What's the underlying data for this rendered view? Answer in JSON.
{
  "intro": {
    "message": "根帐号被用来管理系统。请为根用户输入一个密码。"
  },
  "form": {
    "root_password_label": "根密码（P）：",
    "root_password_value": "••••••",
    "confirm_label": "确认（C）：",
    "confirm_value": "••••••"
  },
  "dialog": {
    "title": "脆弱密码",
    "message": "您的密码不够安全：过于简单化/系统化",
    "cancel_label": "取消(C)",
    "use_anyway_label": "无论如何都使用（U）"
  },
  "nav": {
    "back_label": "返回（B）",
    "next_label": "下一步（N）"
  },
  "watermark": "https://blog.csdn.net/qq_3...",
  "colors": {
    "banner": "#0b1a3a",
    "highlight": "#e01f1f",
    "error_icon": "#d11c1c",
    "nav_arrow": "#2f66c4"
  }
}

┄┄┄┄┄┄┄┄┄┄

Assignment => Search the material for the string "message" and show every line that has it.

Solution to the exercise =>
    "message": "根帐号被用来管理系统。请为根用户输入一个密码。"
    "message": "您的密码不够安全：过于简单化/系统化",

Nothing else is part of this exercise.